The input: Begin
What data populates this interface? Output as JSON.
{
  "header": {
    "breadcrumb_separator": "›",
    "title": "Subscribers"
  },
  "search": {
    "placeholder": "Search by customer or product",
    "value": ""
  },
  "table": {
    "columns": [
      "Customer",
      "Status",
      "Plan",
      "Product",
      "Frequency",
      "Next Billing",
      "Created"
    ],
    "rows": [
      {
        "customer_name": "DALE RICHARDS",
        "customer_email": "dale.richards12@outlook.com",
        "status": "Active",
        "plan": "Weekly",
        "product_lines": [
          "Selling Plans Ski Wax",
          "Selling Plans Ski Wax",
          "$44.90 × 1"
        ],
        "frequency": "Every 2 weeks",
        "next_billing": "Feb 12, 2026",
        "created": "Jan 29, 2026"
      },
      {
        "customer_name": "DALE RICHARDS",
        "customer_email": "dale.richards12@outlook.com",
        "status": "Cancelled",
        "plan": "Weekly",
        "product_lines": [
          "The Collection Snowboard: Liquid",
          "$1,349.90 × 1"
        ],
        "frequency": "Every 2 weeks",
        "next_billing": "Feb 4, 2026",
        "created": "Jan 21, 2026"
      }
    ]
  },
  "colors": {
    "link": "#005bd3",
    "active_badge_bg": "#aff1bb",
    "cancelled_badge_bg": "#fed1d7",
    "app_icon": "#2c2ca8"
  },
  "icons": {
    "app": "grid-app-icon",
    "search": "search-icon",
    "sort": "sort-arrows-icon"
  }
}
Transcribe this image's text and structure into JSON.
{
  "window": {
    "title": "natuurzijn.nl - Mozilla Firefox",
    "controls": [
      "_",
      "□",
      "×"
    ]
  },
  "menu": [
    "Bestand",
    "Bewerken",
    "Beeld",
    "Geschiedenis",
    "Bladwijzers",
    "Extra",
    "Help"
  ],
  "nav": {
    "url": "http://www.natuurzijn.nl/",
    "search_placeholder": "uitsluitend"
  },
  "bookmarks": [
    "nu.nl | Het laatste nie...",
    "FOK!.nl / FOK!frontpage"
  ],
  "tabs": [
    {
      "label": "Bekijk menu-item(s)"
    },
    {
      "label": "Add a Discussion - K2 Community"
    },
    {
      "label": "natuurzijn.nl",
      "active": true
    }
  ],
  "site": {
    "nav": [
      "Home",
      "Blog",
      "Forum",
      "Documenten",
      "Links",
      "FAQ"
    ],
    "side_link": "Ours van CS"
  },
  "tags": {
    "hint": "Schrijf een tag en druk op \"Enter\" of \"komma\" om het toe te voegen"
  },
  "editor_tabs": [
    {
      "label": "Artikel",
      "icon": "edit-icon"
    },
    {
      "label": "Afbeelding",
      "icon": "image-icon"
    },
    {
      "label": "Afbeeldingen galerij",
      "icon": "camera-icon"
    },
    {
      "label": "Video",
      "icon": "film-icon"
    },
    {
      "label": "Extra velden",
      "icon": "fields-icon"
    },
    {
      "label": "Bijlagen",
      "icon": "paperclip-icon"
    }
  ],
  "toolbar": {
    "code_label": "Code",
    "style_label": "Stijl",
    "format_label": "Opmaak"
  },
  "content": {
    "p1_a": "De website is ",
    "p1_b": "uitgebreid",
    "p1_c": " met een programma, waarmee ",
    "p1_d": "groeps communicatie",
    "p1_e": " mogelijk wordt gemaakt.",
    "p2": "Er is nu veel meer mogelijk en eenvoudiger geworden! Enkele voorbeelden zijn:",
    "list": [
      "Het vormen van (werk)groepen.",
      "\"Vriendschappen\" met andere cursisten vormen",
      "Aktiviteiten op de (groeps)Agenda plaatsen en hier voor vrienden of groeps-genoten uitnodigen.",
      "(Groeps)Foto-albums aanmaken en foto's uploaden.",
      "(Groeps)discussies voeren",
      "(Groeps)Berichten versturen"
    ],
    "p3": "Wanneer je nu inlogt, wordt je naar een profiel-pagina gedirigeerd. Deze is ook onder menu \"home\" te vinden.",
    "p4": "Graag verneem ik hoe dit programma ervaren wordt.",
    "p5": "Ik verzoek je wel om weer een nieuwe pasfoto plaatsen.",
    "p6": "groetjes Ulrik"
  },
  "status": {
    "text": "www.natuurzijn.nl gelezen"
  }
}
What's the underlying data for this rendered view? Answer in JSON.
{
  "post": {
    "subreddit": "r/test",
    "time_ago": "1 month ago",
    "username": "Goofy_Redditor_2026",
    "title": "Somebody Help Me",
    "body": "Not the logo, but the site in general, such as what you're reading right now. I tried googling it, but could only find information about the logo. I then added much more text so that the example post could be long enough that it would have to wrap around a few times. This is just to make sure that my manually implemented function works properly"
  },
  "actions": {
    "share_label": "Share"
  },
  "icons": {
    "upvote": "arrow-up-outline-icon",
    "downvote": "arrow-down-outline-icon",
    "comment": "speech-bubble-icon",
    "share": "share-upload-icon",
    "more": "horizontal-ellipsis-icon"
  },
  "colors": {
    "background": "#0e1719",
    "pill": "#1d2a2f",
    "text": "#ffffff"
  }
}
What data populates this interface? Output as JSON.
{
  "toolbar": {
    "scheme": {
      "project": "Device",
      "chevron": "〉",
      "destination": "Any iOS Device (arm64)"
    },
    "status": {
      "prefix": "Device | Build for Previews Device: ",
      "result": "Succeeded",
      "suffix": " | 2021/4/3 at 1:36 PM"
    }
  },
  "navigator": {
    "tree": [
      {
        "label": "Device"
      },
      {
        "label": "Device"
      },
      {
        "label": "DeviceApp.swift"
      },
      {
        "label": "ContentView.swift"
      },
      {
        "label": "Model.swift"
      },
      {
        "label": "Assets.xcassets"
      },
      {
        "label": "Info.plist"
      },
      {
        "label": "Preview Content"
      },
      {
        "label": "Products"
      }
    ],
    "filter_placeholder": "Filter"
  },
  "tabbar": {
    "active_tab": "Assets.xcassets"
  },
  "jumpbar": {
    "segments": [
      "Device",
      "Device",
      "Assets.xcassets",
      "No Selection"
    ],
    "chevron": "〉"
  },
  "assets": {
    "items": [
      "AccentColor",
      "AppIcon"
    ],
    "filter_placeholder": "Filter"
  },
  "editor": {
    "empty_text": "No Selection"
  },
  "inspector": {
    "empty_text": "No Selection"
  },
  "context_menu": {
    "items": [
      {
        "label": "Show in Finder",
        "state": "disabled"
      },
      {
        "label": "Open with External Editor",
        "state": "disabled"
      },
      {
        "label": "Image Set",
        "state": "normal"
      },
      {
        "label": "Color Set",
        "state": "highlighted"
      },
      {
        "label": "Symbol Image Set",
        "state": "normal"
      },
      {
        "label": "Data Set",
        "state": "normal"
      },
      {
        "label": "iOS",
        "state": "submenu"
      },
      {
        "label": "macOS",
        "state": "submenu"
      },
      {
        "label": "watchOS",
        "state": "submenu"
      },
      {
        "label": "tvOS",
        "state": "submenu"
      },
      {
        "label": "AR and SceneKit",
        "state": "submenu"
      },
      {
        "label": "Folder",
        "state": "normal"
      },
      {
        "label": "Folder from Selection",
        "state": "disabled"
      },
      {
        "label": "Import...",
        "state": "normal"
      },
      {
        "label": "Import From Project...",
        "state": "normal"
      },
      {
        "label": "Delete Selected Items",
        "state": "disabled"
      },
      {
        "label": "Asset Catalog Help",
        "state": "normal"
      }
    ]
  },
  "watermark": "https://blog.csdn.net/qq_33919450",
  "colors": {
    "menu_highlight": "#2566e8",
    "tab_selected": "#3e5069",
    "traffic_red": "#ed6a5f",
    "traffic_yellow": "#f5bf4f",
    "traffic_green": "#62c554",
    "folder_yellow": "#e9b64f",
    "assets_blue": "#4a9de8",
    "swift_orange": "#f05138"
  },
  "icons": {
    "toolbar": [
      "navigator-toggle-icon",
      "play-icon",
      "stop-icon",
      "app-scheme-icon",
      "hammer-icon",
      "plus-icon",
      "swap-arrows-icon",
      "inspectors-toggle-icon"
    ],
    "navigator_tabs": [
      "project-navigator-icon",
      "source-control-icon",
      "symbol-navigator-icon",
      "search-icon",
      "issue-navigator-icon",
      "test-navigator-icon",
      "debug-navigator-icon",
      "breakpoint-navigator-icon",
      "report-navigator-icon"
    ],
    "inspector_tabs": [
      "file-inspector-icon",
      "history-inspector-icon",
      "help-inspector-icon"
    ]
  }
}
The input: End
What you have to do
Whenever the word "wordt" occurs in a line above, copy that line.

Result
    "p1_e": " mogelijk wordt gemaakt.",
    "p3": "Wanneer je nu inlogt, wordt je naar een profiel-pagina gedirigeerd. Deze is ook onder menu \"home\" te vinden.",
    "p4": "Graag verneem ik hoe dit programma ervaren wordt.",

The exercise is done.